Universities are hybrid institutions, part government, part private sector, and partly supported by voluntary donations. Education produces both public and private benefits – educating a person produces benefits to both the individual and to society as a whole. It serves multiple customers in a single transaction. Once students are enrolled, universities typically need to retain them for at least three years to build a product – a degree. Student attrition can cause a significant loss of students, sometimes as high as 50%. Despite significant efforts, attrition rates have, in general, proven hard to change. This intractability suggests that there may be benefits or advantages to attrition that aren’t fully recognised or acknowledged. This paper applies a qualitative, phenomenographic method. Stakeholder Analysis supported by qualitative and quantitative information in the literature and statistics is used to critically tease out different perspectives and develop common themes. The analysis is situated in Australian undergraduate coursework degrees. While the attrition of students prior to completion is clearly deleterious to institutional income, its other effects on the institution and key stakeholders are more ambiguous. Both students and staff are stakeholder groups who have a significant influence on the decision to exit. For both, some decisions to exit may represent the optimum outcome. This may mean that there is an optimum level of attrition – neither too high nor too low. Furthermore there may be value in viewing student attrition as a by-product rather than waste, and improving value for those who chose to depart early.

History

Start Page

1

End Page

14

Number of Pages

14

Start Date

01/01/2013

Finish Date

01/01/2013

Location

Hua Hin, Thailand

Publisher

IAOI

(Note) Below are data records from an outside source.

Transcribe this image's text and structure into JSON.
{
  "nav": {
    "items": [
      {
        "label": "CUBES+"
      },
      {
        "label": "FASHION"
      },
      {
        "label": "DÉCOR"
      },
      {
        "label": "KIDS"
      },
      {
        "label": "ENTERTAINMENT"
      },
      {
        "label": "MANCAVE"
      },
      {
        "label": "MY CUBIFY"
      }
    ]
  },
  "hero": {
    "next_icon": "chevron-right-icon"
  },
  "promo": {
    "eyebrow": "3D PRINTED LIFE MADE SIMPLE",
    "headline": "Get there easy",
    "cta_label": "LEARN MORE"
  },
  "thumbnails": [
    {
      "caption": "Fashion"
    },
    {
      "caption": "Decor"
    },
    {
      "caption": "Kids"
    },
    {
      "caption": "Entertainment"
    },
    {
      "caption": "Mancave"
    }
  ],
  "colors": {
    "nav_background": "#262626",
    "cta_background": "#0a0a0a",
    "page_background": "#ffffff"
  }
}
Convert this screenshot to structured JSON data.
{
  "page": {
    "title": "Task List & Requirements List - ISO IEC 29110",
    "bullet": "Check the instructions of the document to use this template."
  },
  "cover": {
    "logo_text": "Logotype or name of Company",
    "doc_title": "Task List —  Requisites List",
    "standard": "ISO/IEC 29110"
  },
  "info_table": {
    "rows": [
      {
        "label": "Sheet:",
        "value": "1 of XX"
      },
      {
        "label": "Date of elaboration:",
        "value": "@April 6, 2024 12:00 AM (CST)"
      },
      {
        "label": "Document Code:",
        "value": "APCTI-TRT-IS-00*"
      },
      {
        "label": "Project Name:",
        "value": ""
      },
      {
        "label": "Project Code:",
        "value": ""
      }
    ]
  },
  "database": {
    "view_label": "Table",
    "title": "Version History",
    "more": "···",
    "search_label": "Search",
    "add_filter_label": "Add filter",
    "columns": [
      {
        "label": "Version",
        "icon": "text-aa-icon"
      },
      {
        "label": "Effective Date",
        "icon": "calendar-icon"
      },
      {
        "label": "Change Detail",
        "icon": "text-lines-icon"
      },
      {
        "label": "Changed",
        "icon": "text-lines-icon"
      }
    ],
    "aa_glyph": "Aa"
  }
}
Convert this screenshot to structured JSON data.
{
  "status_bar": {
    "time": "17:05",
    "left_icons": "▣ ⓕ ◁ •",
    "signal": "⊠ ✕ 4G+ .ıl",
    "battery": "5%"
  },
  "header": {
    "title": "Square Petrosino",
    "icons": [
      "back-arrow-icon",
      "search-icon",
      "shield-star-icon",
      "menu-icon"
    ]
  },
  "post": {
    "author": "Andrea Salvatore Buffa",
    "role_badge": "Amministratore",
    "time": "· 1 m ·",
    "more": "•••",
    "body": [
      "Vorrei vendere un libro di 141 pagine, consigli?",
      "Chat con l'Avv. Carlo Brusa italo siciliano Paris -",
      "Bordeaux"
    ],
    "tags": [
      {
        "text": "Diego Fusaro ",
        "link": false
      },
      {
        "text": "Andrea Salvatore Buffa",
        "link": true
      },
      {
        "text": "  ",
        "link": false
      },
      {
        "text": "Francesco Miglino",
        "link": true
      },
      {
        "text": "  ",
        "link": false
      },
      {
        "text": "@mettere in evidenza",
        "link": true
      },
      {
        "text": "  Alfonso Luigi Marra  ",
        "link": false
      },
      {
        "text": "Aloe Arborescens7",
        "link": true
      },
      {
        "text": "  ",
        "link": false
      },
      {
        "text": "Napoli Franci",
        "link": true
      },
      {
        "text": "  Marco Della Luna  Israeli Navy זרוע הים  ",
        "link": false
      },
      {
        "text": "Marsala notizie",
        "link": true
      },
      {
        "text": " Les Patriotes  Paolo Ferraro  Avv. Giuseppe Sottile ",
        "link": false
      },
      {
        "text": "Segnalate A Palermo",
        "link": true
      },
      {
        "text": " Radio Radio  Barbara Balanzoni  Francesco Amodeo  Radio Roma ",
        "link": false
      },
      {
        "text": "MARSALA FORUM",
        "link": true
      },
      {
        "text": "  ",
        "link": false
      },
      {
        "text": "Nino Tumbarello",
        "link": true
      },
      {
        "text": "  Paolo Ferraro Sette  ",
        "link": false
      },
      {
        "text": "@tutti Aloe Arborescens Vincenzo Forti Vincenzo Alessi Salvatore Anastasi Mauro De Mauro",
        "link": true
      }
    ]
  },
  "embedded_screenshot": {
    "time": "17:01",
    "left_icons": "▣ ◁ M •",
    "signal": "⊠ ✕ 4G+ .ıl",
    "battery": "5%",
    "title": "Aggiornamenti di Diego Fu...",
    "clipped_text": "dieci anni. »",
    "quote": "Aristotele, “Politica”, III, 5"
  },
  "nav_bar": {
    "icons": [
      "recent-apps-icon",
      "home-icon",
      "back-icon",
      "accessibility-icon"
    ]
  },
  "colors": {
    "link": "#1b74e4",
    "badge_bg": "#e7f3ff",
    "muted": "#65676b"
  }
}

Place of Publication

Unknown

Peer Reviewed

Yes

Open Access

No

Era Eligible

Yes

Name of Conference

International Conference on Organizational Innovation